The usual library quiet was disrupted on March 24th, when a crowd of people surrounded 22 books made of everything from green tea cheesecake to a white and blue frosted cake shaped like a shark head.
The SBCC Luria Library, School of Culinary Arts and Hotel Management and the SBCC Great Books Program hosted the second “SBCC Edible Books Festival” competition. This festival is held annually around the world at schools and libraries around April 1st, the birthday of French writer Jean-Anthelme Brillat- Savarin, famous for his book “Physiologie du gout,” a witty reflection on food.
Elizabeth Bowman, the Outreach and Collection Development Librarian at City College got the idea to have this event last year from a friend who is a professor in Chicago. Bowman brought the festival to City College’s Luria Library last year and replicated it again, this semester.
Bowman said she wanted to welcome everybody and for them to maybe see the library “in another light.”
“Libraries are very threatening to some people,” Bowman said. “Whenever I hear anything that’s going on, on campus, I try and reflect it here.”
The competition was open to all faculty, staff and students. The only rules were to create something edible that looks, acts or is a pun on a book.
This year the edibles varied from a Harry Potter book, a detailed cake of a “quidditch” field alongside a basket of chocolate frogs, to “War and Peace” tilted “War and Peeps,” made out of yellow and pink Peeps. Whether it was detailed, tasty, or just for a laugh, each book was unique in its creativity.
“We have a lot of people here who are kind of secret readers,” Bowman said. “This is a way they could demonstrate that.”
About half of the participants were culinary students, and there was amazing technical work and skill level on display, Bowman said. The four judges-one a student, one an alumni who owns his own restaurant, and two city college English professors- had a tough decision on awarding the prizes, she added.
“The one I had a sentimental favorite for was ‘In Cold Blood,” said Homer Arrington, a judge in the competition and an English teacher at City College.
Ironically, Truman Capote’s nonfiction murder novel, “In Cold Blood,” won honorable mention for Most Humorous. The dessert was created by first semester culinary arts student, Leslie Arnette. Her book was displayed as a bowl of chilled strawberry soup made with a hint of apple juice served with whipped cream and a mint leaf. Surrounding a bittersweet soup was dry ice.
“I thought it would be a good play on words,” Arnette said. “I thought it would be fun.”
Winners were announced to each of the five categories at the end of the two-hour event. The winners received food or cookbook-related prizes. Best in Show was awarded to “Jungle Book,” a chocolate cream cheese cake. Most like a Book was a tie between “Arabian Nights” and “Fast,” made from gingerbread. Most Tasty went to a Dr. Seus book made from strawberry butter cream, “Oh The Places You’ll Go.” Most Humorous was “Jaws” and Judge’s Choice was “Broken Wings.”

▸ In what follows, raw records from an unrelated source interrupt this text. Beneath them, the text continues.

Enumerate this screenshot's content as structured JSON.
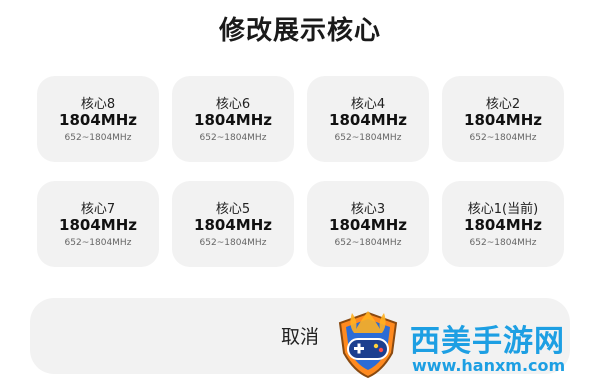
{
  "dialog": {
    "title": "修改展示核心",
    "cores": [
      {
        "name": "核心8",
        "freq": "1804MHz",
        "range": "652~1804MHz"
      },
      {
        "name": "核心6",
        "freq": "1804MHz",
        "range": "652~1804MHz"
      },
      {
        "name": "核心4",
        "freq": "1804MHz",
        "range": "652~1804MHz"
      },
      {
        "name": "核心2",
        "freq": "1804MHz",
        "range": "652~1804MHz"
      },
      {
        "name": "核心7",
        "freq": "1804MHz",
        "range": "652~1804MHz"
      },
      {
        "name": "核心5",
        "freq": "1804MHz",
        "range": "652~1804MHz"
      },
      {
        "name": "核心3",
        "freq": "1804MHz",
        "range": "652~1804MHz"
      },
      {
        "name": "核心1(当前)",
        "freq": "1804MHz",
        "range": "652~1804MHz"
      }
    ],
    "cancel_label": "取消"
  },
  "watermark": {
    "brand": "西美手游网",
    "url": "www.hanxm.com",
    "icon": "gamepad-shield-logo",
    "color": "#1d9fe3"
  }
}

Bowmen described this year as a success and said she was pleased with all of the coverage and support the library event received. About 50 students, faculty, and family of participants tucked themselves in to a small crowd in the back of the library to view and sample the edible books. Bowman socialized and served the food during the event.

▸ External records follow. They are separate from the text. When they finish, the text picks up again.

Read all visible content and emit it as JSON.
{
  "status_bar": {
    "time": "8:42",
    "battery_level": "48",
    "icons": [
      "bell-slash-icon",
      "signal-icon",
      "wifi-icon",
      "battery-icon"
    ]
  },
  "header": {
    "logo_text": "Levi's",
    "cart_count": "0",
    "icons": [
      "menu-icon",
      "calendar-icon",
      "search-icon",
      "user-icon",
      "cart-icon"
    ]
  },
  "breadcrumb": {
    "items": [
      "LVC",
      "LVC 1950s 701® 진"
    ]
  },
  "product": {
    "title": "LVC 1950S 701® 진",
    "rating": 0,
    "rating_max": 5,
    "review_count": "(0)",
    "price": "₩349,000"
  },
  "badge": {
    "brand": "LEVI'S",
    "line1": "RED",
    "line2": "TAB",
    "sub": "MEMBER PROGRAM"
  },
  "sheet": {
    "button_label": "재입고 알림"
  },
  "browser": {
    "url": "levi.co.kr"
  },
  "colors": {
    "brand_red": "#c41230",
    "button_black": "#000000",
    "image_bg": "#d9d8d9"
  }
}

“I hope it’s going to draw on some particular book or love of reading or some creativity,” Bowman said. “On a simple level to offer people food. It sort of comforts people.”